Enoki mushrooms are adaptable and may be kept in the refrigerator for one week if put in a paper bag. Here are some cooking suggestions for enoki mushrooms: Trim them and thoroughly wash them. When preparing the mushrooms, properly wash them and clip the stems, fusing together and becoming mushy when cooked.
Infuse flavor into the mushrooms. To make a side dish for rice, soup, or pasta, boil enoki mushrooms in soy sauce and mirin, a sweet Japanese rice wine. These flavored mushrooms will last for about two weeks if kept in an airtight jar in the fridge. Soften the mushrooms in a skillet for a few minutes. Enoki mushrooms will soften in your pan after a minute or so with only a little salt and sesame oil. You may then use them in a variety of rice and protein meals.
Place them in a heated serving dish. Enoki mushrooms are widely used to add texture to hot pot soups, stews, and stir-fry foods.
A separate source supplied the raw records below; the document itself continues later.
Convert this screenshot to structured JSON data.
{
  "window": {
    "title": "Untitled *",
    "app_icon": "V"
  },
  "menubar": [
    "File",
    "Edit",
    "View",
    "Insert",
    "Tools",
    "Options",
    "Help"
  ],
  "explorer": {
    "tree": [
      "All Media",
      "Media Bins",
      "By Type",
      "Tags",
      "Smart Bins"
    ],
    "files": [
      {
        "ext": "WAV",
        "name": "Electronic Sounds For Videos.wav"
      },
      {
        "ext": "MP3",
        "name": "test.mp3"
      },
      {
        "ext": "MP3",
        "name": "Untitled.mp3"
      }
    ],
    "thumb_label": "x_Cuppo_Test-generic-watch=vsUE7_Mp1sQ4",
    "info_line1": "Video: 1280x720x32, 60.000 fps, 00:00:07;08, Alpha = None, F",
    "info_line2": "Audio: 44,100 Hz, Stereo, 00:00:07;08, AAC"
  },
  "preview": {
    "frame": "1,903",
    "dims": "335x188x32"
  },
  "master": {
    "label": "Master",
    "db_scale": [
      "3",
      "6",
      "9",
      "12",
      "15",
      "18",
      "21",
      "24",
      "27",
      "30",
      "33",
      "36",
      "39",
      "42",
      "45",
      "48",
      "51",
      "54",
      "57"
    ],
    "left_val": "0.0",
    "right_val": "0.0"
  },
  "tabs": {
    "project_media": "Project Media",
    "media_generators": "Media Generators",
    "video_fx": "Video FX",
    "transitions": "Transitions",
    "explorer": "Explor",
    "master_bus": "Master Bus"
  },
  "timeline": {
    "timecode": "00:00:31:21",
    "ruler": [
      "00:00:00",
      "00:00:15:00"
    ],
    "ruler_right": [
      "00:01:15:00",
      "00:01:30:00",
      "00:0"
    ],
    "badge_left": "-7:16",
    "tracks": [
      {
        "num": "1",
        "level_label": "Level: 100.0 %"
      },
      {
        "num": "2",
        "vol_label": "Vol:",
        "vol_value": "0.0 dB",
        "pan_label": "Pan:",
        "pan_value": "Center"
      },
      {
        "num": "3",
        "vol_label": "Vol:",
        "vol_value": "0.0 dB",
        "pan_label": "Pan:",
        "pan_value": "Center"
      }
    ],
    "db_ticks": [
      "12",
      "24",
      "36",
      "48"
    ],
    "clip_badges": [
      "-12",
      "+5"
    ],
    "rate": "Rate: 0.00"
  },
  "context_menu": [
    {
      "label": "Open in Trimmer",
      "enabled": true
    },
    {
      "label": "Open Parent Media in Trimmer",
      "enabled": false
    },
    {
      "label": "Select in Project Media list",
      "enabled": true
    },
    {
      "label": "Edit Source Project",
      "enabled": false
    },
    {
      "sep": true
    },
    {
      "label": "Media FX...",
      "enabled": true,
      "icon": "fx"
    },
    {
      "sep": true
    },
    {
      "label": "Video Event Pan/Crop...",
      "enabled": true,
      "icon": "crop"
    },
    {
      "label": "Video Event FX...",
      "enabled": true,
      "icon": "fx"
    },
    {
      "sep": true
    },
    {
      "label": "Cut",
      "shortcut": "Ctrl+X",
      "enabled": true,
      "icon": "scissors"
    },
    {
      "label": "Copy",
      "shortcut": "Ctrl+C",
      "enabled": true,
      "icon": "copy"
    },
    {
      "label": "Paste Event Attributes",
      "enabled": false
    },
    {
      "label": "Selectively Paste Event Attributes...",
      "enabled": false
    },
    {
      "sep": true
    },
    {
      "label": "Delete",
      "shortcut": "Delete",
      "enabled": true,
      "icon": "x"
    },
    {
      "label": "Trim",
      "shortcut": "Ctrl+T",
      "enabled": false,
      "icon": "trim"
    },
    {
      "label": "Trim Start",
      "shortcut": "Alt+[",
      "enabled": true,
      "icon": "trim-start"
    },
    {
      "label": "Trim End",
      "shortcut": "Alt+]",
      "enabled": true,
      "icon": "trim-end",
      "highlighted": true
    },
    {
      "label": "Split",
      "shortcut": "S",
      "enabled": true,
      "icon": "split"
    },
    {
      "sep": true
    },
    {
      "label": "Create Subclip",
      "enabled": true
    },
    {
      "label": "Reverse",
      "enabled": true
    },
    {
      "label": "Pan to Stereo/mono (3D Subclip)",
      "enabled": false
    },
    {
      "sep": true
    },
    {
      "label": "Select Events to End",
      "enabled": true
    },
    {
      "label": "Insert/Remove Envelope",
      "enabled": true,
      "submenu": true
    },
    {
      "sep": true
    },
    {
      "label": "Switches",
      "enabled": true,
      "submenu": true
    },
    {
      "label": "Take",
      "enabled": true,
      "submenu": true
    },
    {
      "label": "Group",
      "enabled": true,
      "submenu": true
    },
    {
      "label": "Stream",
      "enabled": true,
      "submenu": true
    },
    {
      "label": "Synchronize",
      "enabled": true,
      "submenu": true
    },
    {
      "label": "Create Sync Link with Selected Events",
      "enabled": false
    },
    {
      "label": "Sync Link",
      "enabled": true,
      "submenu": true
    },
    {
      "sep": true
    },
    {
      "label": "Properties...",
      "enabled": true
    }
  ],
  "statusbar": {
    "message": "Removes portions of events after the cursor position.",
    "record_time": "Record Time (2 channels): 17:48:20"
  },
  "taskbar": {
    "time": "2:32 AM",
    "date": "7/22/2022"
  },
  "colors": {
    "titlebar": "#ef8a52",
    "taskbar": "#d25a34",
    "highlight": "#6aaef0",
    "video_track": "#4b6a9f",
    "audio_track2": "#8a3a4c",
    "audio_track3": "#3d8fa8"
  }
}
They go well with ramen bowls made with soba noodles and miso.
Enoki mushrooms are edible and contain few calories. Their flavor is slightly pungent and depends on how they’re used. Their texture is soft and tender, and their flavor is mild. They’re a great alternative to meat and can be cooked with vegetables or tofu. They’re inexpensive and add a delicious flavor to any dish. When cooking enoki mushrooms, make sure you remove the roots from the mushroom.
Enoki mushrooms are a popular addition to Asian-style soups, and they’re also a great addition to tofu steaks. They can be added to various dishes, including soups, salads, and even sushi. They can be found in Asian and Italian grocery stores. They’re best served in soups and are excellent in sushi, and they’re also a great addition to sushi and salads.